(The Center Square) – The State of Iowa is inviting communities perceiving the need for broadband investment to speak up.
Gov. Kim Reynolds and the Department of Management’s Office of the Chief Information Officer announced Thursday that communities can propose areas across the state that the office should prioritize in the next Empower Rural Iowa broadband grant opportunity.
Those areas will become Broadband Intervention Zones. Providers who apply for grant funds to provide service within the zones may receive additional incentives and priority for funding.
“This is a first of its kind program and it relies directly on Iowa communities to inform the state where opportunities exist to expand broadband access,” Reynolds said in a news release. “Empowering local communities will help lay the foundation for future success and access to broadband statewide.”
Since 2018, the OCIO’s managed the grant program to boost broadband expansion in underserved areas of Iowa. The state has spent $352.9 million in state and federal funding through seven grant opportunities to bring broadband service to 109,126 homes, schools and businesses in Iowa. The total new broadband investment between public and private money is $791.2 million.
Previous OCIO broadband funding opportunities allowed broadband service provides to tell the state where they wanted to build, the department said. This time, local governments, school districts, consortia of political subdivisions, non-profit organizations representing communities and regional entities with an economic development or educational mission will apply.
Applicants will identify the geographic area they’re most concerned about with a mapping tool OCIO will make available Feb. 15. The Geographic Area of Concern will include addresses within that area that are eligible for broadband buildout.
Applicants may also explain to the state what community support is available, what community capital the community will offer, any barriers to installation that demonstrate why grant funding is crucial and how the buildout would improve work, education and health monitoring.
According to the Invitation to Qualify, the state will rank applications based on a Broadband Readiness Score comprised of seven factors: eligible service locations; geographic diversity; community characteristics; work, education and health monitoring; community support; community broadband capital; and barriers to broadband infrastructure installation.
Nearly half of the score relies on two factors, with each weighted at 24.14%: eligible service locations and community broadband capital.
Communities must identify the number of unserved and underserved locations. The number of unserved locations in the geographic area of concern will lend 75% of the points for the eligible service locations factor. The community broadband capital factor considers contributions, such as matching funds or access to community-owned infrastructure, that communities could offer communication service providers.
The office can reject applicants for 18 reasons, which include presenting a Geographic Area of Concern that’s greater than 200 square miles or that’s designed in a manner that’s not reasonably conducive to buildout.

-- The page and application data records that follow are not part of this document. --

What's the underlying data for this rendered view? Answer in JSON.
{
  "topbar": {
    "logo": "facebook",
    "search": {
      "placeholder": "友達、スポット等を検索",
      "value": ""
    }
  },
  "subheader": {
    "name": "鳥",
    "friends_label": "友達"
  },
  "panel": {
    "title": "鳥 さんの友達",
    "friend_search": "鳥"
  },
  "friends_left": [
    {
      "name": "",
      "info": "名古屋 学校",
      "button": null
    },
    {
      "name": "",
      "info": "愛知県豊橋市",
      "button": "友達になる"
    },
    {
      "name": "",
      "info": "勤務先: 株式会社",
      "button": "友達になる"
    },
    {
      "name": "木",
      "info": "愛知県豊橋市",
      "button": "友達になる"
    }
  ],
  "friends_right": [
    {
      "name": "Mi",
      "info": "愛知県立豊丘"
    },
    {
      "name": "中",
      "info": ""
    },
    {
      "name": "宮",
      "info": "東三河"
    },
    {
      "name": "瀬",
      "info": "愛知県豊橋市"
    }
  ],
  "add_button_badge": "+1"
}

Disqualifying factors also include absence of eligible service locations, provision of misleading or inaccurate answers, limits on the office’s rights and unauthorized initiation of contact with an office employee or independent contractor.